The ray of light still flickered dimly as Burnley kicked off their final-day clash at home to Newcastle United. But by the final whistle, that fickle glimmer had been extinguished. Their mission at the start of proceedings was to better Leeds United’s result. But while Jesse Marsch’s men beat nine-man Brentford 2-1, the Clarets were beaten by the same margin. After five seasons in the top flight, Burnley were relegated.
The assumption when a team drops out of the Premier League is that they will be well-placed to return in short order. Norwich City have made an almost exact science of it, spending seemingly every season as either Championship title contenders or top flight relegation fodder. Parachute payments often give relegation sides financial muscle that outstrips their new Championship peers. But despite their long tenure in the Premier League, there are precious few building blocks for Burnley. The ground is rapidly giving way at their feet.

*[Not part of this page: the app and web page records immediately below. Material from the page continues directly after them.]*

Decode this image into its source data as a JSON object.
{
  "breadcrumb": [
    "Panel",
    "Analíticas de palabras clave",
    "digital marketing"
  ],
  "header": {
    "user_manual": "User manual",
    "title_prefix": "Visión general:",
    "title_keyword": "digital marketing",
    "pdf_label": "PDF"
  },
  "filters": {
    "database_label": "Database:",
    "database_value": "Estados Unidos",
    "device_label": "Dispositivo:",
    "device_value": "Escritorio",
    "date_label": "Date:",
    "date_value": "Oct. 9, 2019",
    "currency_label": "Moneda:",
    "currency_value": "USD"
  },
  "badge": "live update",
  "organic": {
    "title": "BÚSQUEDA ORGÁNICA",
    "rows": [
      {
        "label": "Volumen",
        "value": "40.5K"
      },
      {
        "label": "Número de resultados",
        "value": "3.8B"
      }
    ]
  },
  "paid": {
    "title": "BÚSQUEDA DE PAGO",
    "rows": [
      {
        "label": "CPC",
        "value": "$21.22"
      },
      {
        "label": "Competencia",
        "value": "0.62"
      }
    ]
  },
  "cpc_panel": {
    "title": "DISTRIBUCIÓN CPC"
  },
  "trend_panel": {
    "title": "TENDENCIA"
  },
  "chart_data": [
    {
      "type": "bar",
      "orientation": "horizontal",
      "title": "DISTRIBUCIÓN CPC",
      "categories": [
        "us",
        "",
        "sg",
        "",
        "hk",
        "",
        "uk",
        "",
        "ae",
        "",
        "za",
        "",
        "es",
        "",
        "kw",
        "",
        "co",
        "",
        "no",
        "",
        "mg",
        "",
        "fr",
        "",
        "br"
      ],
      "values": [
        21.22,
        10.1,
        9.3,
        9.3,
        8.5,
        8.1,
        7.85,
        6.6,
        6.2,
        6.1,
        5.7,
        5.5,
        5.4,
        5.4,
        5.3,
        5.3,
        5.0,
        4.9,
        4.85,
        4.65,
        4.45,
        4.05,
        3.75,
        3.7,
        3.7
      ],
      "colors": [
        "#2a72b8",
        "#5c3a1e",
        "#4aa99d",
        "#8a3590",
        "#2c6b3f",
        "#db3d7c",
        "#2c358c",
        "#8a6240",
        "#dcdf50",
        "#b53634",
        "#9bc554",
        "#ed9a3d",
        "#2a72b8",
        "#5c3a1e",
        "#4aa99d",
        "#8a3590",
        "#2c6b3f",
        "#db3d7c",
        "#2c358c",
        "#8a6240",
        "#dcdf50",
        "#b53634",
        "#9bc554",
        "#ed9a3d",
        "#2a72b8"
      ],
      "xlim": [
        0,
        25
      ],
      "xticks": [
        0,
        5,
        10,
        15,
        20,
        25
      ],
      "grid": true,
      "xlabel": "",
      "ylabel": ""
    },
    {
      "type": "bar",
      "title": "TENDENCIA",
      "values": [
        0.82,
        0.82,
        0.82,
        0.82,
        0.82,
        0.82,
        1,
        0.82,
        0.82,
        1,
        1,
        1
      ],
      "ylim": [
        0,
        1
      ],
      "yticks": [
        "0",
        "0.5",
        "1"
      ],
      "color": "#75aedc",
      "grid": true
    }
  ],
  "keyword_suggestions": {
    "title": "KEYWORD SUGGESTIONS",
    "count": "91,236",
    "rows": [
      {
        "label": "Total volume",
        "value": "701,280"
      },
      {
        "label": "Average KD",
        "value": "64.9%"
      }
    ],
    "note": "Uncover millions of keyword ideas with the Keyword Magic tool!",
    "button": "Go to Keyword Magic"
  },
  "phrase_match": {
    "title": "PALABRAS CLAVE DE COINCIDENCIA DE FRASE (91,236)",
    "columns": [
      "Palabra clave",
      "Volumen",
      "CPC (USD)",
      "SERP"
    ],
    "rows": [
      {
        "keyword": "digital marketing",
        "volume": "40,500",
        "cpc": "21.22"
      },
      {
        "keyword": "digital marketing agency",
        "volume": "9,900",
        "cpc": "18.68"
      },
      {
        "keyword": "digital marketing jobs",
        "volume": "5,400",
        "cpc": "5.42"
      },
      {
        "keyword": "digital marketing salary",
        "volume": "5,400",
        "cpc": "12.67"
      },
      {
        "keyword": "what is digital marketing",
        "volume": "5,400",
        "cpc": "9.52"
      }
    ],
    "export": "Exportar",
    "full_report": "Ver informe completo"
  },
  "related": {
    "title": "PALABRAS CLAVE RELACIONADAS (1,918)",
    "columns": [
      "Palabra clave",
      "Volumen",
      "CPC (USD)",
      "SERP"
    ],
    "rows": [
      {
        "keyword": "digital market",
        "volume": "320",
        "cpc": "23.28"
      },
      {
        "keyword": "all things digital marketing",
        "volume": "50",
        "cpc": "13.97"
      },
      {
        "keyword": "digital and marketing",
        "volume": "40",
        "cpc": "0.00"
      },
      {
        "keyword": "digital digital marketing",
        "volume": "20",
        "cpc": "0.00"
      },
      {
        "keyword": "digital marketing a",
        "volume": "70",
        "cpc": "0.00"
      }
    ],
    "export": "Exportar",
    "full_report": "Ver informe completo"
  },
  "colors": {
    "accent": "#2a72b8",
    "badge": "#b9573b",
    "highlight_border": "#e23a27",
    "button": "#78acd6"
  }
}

ALK Capital bought the football club using a leveraged buy-out similar to that seen at Manchester United. A £65 million loan was taken out against the club itself in a highly-controversial move. The terms of that loan were that the full balance would need to be paid off by December 2025. However, this was contingent on Burnley retaining their Premier League status. In the event of relegation, the vast majority of it comes due with almost immediate effect. Putting aside the usual financial hit from dropping out of the Premier League, the loss of television revenue, competition prize money and commercial revenue, Burnley now find themselves millions of pounds worse off due to loan repayments.
Facing a season in the Championship with a vastly-reduced war chest, Burnley’s situation is worsened by the state of their squad. The Lancashire club have the contracts of nine first team players expiring at the end of June. Ben Mee, who has spent time as a coach this season, Jack Cork and Ashley Barnes do have options for a year’s extension, but it is unclear whether these will be taken up. The likes of Aaron Lennon, Matej Vydra and Dale Stephens face an uncertain future, while it has already been confirmed that James Tarkowski will be moved on. For a club with depleted funds, a huge chunk of their squad could need replacing quickly.
Plenty of those left over will probably interest rival clubs too. It is hard to picture Dwight McNeil spending next season in the Championship, while relegation is not what striker Wout Weghorst signed up for either. England international Nick Pope will likely want to move on in a World Cup year. Maxwel Cornet has shown flashes of brilliance this season, and he has a £17 million release clause in his contract. The fact Burnley could lose their most gifted talent while receiving a fee that barely makes a dent in their bills is painful for supporters and ownership alike.
A balance sheet covered in red ink and a dressing room that is emptying at an alarming rate are still not the end of Burnley’s issues. The flux also extends to the coaching situation. The club sacked Sean Dyche after a decade at the helm, replacing him with a caretaker in the form of under-23s boss Mike Jackson. The former Tranmere Rovers boss surely put himself in the frame for the permanent job, despite the club dropping down. Other names mentioned are Vincent Kompany of Anderlecht and Bodo/Glimt’s Kjetil Knutsen.
Whoever is in the hot seat and whatever the identity of Burnley’s starting eleven on the opening day of next season, they face a mammoth task. Far from becoming instant promotion favourites like many relegated Premier League teams, Burnley will be attempting a complete rebuild on a reduced budget. The Dyche sacking felt like the end of an era. Now the race is on for Burnley and ALK to kick-start another.